The last time we visited Seoul, we took a three-day trip to Busan via Korea’s high-speed rail. This time around we wanted to take at least one trip outside of Seoul and so we planned a daytrip to Gyeongju - a coastal city known for its numerous historical sites.
Even though Gyeongju is across the country from Seoul, it’s only around two hours away by high-speed train. We bought tickets for an early train out of Seoul and arrived in Gyeongju by 10:00AM. We travelled between historical sites mainly by public bus.
Our first stop was the Bulguksa Temple. We spent a couple of hours wandering around the grounds and taking pictures before bussing to the grounds of the Cheomseongdae observatory. The observatory itself isn’t particularly impressive, but the grounds and burial mounds surrounding it were in full bloom.

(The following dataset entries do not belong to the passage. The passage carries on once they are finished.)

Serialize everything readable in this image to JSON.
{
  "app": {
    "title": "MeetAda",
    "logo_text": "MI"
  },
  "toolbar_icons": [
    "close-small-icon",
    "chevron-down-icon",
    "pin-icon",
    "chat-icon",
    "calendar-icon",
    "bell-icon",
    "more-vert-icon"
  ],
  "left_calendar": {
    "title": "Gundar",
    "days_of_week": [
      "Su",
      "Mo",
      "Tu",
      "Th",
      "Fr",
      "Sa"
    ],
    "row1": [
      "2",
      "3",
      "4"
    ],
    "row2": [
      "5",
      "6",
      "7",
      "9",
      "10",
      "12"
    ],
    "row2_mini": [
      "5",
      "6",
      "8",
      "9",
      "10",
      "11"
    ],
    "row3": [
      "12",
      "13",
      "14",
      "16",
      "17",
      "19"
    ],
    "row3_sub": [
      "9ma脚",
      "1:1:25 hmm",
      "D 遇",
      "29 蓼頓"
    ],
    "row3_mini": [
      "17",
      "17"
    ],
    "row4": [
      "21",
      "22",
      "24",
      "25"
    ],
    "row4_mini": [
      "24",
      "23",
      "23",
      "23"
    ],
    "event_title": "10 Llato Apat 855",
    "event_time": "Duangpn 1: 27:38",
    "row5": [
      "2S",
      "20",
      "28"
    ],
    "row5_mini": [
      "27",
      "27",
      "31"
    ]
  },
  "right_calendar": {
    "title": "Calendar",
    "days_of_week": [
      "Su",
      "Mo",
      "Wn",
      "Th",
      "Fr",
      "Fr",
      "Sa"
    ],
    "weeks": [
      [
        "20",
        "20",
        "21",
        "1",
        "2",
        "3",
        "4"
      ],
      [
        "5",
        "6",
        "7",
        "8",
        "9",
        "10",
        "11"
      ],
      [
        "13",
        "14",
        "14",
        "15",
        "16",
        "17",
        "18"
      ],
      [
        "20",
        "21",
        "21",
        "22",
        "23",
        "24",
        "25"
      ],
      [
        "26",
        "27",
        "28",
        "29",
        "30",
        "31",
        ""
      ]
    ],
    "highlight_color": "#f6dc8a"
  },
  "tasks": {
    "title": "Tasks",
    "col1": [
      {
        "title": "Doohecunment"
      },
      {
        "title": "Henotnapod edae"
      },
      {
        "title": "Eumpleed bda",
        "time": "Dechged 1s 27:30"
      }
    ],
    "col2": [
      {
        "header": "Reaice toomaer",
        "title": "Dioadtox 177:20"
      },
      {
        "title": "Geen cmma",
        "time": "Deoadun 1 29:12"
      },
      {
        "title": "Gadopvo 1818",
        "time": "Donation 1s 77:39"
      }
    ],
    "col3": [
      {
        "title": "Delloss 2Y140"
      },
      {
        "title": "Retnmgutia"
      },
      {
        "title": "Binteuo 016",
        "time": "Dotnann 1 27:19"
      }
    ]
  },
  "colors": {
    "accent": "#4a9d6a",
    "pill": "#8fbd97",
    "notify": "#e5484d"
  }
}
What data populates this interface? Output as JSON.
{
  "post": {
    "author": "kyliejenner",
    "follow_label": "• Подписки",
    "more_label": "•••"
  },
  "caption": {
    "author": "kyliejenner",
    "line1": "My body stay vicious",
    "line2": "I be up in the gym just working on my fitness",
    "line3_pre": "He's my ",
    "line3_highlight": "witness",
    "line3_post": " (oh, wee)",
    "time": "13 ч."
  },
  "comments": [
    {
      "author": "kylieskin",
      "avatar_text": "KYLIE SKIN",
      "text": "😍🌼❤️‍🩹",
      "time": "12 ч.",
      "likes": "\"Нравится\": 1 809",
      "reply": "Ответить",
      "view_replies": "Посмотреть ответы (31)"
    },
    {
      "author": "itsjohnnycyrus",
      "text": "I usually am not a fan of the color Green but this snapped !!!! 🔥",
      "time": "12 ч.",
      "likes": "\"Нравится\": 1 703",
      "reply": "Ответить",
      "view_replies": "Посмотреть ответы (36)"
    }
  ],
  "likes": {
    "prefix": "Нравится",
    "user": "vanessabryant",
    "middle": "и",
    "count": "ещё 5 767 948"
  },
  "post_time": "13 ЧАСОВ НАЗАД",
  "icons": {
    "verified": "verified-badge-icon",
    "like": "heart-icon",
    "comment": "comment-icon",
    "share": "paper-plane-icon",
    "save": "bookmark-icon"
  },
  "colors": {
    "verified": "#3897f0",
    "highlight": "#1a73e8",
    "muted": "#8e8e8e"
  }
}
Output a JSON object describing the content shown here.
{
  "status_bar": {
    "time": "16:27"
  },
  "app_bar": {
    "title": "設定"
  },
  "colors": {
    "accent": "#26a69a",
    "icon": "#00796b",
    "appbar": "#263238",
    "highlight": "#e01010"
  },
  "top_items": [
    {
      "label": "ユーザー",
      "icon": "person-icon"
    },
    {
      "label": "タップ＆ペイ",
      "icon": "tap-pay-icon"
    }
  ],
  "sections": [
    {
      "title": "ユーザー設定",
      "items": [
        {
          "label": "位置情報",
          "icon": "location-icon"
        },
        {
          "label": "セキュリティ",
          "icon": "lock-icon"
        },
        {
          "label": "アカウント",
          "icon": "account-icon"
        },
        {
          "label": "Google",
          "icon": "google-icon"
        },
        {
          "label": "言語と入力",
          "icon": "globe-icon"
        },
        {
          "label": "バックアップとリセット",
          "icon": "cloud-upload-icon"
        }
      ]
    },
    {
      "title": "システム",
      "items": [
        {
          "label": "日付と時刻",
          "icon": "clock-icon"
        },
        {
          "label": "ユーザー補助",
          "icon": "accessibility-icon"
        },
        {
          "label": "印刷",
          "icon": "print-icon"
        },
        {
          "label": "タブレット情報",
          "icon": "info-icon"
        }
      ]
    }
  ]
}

We had a simple but delicious lunch of Guksu - noodles in an anchovy-based broth - at the least touristy restaurant we could fine. We only had an hour or so after lunch before we’d need to get back to our train, so we spent it rushing through the grounds of the Anapji Pond.
Back in Seoul we met up with some of my girlfriend’s friends for dinner and drinks. On our last full day we hiked the Bugaksan trail. This trail snakes around the top of the mountains surrounding Korea’s equivalent of the White House - the Blue House. The trail was beautiful but photography was forbidden.
On the day of our flight home, we had time for a final meal in Korea. We chose Mokmyeoksanbang a pretty restaurant at the base of Namsan tower that was recommended by the Michelin guide to Korea.